Stone died on December 4, 1895. Her funeral was officiated by ministers of Presbyterian, Methodist, Episcopalian and Baptist churches.[23] In her honor, all of the town's businesses were closed for two hours. As she was interred the firehouse bell range 94 times, once for each year of her life.[29] Stone is buried at the Grandview Cemetery in Fort Collins, her grave has a granite marker. When the cemetery was created in 1873 six graves from Camp Collins post cemetery were moved to the Grandview Cemetery,[35] one of which may have been her husband Lewis Stone who was buried at the camp.

The only remaining building associated with Camp Collins is "Auntie" Stone's cabin,[36] now located at the Heritage Center at the Fort Collins Museum in downtown Fort Collins.[29] She was inducted into the Colorado Women's Hall of Fame in 1988.[33] In 1991 "Auntie Stone Street" in southwest Fort Collins was named in her honor, "the founding mother" of Fort Collins.[34]

See also[edit]

Notes[edit]

  1. ^ Benton County was one of the first Minnesota counties starting in 1849. In 1855 Stearns County was formed [from a portion of Benton county].[20] Although Stone was said to be a territorial representative for Benton County in 1856, the area of the Langola settlement is now in Stearns County. Perhaps the now adjacent Benton and Stearns county lines shifted between 1855 (Stearns county formed from Benton County) and 1858 (when Stone was a judge of elections in Stearn County).
  2. ^ Gregory Diggings is more commonly called "Gregory Lode" or "Gregory Gulch".

References[edit]

  1. ^ a b c d e Funke, 1.
  2. ^ Fortin, Early Nineteenth Century Attitudes Toward Women and Their Roles.
  3. ^ a b c d e f g h i j Varnell, 5-7.
  4. ^ a b c d Thurtle, p. 225.
  5. ^ Perciaccante, pp. 90-92.
  6. ^ Loveland, pp. 141-142.
  7. ^ St. Louis - Gateway to the West.
  8. ^ Combined history of Randolph, Monroe and Perry counties, Illinois, pp. 124, 149.
  9. ^ Lusk, 496-497.
  10. ^ Combined history of Randolph, Monroe and Perry counties, Illinois, p. 121.
  11. ^ a b 1850 U.S. Federal Census, Illinois, Randolph, Township 7 S R 5 W, p. 13.
  12. ^ a b Mrs. Elizabeth Stone, Fort Collins Express.
  13. ^ History of Medical Practice, p. 3, 151, 239-240.
  14. ^ a b Peavy, Smith, p. 53.
  15. ^ 1857 Minnesota Territorial and State Censuses, Township 38.
  16. ^ Neil, Langola Township history
  17. ^ Peavey, Smith, pp. 41, 53, 251.
  18. ^ Folsom, p. 433.
  19. ^ Peavey, Smith, p. 251.
  20. ^ Folsom, pp. 432, 460, 710.
  21. ^ U. S. Federal Census 1860 for Langola, Benton County, Minnesota.
  22. ^ a b c d e f g Funke, 2.
  23. ^ a b c d e f Wommack, 212-213.
  24. ^ a b c d e Varnell, 6.
  25. ^ City of Fort Collins, Old Fort Site, 20.
  26. ^ City of Fort Collins, Old Fort Site, 18.
  27. ^ a b c Funke, 3.
  28. ^ a b Funke, 2-3.
  29. ^ a b c d e Varnell, 7.
  30. ^ a b City of Fort Collins, Old Fort Site, 7.
  31. ^ Feneis, The History of Loveland.
  32. ^ Denver History: Denver's Beginnings.
  33. ^ a b Elizabeth Hickok Robbins Stone, Colorado Women's Hall of Fame.
  34. ^ a b Funke, 4.
  35. ^ Wommack, 208, 213.
  36. ^ City of Fort Collins, Old Fort Site, 19.

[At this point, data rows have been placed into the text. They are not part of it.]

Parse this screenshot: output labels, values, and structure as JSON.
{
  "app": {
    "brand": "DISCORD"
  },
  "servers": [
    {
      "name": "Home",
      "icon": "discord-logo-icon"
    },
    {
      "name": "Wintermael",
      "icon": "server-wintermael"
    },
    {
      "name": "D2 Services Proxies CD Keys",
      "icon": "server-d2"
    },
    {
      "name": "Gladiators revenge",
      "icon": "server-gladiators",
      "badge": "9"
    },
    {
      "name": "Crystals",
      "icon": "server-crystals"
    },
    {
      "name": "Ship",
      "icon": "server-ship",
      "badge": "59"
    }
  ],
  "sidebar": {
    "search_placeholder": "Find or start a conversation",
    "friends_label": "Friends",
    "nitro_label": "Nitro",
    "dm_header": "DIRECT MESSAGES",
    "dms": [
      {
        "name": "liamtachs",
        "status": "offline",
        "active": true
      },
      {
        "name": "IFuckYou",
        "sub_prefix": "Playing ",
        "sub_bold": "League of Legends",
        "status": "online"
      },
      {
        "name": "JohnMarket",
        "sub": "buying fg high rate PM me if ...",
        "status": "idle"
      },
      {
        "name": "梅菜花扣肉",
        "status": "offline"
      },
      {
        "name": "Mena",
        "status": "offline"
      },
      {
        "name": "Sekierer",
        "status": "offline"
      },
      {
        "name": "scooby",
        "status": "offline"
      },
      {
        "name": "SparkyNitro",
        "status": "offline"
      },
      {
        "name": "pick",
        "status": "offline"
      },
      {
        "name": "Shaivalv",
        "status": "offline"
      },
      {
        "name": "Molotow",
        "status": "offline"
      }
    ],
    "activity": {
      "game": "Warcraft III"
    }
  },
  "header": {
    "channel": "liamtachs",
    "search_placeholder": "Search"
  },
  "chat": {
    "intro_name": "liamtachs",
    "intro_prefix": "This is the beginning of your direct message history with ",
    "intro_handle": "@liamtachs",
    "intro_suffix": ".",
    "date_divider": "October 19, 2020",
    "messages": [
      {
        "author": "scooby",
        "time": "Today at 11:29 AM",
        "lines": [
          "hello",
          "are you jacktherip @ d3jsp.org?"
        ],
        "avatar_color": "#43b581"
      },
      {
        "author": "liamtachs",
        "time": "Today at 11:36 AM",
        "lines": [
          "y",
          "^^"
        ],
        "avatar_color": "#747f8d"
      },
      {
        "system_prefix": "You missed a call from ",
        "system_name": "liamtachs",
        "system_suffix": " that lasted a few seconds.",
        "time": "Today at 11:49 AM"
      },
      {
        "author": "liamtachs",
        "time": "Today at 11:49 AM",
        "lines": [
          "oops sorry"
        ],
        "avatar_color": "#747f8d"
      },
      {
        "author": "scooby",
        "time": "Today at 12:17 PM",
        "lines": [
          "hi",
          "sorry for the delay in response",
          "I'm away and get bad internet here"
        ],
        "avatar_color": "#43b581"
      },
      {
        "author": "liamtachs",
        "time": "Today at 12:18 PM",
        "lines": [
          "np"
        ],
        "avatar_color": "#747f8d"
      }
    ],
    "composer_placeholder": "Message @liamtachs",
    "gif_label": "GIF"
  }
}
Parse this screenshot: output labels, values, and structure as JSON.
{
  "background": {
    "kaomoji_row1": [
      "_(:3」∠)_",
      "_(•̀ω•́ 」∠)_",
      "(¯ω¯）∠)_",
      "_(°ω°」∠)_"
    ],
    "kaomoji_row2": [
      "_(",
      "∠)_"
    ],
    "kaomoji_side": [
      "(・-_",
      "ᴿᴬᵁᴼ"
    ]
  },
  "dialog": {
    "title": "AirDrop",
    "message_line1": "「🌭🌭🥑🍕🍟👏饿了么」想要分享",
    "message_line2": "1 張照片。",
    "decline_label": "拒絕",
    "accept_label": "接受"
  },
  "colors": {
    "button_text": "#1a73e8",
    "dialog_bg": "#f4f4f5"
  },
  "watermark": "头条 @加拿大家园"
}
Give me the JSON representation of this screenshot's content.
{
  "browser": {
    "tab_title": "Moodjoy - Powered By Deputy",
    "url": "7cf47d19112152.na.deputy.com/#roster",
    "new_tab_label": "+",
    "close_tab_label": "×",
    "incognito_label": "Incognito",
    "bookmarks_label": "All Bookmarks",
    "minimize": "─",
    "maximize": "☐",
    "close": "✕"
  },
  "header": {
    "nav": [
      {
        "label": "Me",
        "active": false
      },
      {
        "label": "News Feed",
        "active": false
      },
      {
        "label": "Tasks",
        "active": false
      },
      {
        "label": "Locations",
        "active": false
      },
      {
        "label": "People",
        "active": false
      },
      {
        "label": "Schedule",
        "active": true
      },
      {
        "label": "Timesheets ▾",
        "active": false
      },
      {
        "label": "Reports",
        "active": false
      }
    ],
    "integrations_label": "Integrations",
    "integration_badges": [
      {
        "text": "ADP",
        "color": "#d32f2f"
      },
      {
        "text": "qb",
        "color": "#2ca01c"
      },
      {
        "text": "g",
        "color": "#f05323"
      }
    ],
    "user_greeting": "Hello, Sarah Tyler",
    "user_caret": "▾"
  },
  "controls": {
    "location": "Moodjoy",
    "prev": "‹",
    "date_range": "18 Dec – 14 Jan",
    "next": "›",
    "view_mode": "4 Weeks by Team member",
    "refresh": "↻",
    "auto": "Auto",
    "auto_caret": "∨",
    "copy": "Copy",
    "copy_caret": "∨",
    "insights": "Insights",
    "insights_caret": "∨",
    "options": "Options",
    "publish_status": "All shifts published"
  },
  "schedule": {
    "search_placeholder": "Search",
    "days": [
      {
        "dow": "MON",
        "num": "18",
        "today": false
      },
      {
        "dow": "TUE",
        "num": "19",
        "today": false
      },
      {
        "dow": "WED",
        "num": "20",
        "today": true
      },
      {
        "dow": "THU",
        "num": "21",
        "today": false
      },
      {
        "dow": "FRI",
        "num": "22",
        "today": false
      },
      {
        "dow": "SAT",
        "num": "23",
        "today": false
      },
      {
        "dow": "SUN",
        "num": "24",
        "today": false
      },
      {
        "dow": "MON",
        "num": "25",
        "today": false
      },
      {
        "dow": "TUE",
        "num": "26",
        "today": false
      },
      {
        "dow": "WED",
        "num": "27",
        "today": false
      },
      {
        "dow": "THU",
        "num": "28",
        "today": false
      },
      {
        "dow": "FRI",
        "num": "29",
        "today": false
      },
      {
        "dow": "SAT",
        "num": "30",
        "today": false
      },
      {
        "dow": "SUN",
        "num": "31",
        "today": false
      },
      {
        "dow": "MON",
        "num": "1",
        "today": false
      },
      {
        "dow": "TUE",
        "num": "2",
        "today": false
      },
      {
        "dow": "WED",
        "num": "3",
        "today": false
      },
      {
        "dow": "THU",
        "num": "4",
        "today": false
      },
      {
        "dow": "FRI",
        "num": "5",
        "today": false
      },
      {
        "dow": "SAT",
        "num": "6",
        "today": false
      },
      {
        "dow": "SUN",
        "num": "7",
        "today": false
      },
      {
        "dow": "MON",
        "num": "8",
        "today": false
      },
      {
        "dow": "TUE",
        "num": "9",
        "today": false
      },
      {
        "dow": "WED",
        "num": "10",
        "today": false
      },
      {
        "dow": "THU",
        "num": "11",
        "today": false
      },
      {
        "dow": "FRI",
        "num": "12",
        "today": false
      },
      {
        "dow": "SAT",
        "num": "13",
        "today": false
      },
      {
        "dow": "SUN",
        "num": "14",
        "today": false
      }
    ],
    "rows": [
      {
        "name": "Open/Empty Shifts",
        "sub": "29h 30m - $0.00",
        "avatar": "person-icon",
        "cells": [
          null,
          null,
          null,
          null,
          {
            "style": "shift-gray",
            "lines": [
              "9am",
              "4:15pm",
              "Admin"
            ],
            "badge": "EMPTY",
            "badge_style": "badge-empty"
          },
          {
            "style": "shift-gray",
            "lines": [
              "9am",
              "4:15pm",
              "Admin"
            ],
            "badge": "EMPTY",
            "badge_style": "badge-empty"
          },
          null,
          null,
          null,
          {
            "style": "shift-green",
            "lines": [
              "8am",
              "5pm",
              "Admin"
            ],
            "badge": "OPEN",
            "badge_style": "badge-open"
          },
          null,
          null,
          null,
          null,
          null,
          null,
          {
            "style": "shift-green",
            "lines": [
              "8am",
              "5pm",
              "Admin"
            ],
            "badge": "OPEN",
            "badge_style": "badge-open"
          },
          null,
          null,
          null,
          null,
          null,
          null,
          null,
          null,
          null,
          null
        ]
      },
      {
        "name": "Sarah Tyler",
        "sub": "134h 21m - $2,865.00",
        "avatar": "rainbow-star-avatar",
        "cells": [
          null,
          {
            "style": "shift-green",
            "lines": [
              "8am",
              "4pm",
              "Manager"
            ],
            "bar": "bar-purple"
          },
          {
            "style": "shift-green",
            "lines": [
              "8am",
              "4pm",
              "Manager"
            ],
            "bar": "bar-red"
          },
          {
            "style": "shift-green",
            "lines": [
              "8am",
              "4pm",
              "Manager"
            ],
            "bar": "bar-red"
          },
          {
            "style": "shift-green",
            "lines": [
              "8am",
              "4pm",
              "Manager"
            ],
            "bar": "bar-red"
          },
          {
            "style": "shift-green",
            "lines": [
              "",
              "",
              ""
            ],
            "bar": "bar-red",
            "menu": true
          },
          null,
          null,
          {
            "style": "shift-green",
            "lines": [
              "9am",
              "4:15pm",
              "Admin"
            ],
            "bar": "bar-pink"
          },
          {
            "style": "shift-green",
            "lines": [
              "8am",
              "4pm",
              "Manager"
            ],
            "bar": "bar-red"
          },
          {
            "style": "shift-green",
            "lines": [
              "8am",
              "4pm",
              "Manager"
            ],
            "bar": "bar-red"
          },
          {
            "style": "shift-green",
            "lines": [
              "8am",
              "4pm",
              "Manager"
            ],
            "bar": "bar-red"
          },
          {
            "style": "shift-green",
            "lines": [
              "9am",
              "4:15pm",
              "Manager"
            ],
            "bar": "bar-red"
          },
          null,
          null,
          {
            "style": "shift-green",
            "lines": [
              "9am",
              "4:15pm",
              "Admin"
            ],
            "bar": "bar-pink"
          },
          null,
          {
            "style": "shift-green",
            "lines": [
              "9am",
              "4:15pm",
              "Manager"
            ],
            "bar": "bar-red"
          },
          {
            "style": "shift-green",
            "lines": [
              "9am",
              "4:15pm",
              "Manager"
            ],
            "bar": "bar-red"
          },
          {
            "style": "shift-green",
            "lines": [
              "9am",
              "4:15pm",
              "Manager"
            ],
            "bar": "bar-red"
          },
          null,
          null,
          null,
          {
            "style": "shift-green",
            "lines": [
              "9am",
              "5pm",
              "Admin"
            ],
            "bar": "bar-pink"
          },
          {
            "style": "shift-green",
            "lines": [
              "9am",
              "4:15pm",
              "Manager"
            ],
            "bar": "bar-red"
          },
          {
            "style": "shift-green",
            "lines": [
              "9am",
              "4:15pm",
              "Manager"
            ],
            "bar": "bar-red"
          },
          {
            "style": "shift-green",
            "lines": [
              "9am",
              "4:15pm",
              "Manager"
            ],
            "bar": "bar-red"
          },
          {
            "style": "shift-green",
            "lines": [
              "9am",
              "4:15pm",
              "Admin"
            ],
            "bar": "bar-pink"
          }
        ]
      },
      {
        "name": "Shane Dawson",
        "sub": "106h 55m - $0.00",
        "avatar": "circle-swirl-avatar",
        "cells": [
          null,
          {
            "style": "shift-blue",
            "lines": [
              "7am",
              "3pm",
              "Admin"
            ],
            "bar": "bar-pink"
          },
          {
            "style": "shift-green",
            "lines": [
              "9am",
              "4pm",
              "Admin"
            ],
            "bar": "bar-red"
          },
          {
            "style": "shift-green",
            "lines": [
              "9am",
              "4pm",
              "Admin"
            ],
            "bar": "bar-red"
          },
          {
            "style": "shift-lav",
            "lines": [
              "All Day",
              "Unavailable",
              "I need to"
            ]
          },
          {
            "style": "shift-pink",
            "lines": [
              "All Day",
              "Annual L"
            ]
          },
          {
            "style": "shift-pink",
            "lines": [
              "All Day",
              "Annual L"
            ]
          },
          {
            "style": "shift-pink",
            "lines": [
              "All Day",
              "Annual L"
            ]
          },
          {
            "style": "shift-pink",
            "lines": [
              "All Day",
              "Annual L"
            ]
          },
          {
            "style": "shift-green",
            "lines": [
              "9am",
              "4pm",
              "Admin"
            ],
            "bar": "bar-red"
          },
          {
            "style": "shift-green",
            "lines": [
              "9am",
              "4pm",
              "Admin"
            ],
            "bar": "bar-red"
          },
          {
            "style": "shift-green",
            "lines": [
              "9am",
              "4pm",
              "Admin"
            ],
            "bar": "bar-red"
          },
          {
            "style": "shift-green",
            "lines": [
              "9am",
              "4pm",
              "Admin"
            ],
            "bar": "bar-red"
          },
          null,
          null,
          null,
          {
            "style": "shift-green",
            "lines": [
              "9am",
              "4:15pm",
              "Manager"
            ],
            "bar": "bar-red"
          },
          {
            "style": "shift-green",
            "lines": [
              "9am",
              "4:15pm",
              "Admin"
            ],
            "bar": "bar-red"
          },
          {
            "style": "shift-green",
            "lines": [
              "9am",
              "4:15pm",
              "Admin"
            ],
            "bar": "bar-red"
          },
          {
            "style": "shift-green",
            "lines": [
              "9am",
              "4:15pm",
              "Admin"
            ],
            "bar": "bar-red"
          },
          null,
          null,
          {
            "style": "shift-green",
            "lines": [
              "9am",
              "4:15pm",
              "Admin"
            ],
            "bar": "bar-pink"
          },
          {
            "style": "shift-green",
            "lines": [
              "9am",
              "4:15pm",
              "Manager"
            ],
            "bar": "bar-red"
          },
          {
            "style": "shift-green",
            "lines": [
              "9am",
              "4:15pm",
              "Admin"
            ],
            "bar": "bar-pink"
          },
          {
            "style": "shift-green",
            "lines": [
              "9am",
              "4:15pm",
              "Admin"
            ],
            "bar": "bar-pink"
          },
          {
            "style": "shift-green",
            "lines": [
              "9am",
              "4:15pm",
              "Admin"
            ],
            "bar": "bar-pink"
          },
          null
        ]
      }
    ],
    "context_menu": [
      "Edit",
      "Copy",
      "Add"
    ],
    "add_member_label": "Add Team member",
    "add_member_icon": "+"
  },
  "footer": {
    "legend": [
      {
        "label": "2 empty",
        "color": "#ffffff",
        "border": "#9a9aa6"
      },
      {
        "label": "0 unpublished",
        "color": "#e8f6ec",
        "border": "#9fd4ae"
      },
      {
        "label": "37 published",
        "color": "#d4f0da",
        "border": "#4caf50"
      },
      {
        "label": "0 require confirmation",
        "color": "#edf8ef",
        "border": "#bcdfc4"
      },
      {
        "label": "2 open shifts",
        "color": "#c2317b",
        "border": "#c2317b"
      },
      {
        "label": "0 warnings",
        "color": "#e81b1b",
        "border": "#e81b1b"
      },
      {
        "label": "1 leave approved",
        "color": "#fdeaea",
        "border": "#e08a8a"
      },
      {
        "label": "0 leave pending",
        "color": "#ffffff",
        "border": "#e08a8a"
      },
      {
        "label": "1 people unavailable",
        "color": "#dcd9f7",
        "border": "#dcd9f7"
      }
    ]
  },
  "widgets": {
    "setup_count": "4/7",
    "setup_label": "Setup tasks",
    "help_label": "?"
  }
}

Bibliography[edit]

Further reading[edit]

External links[edit]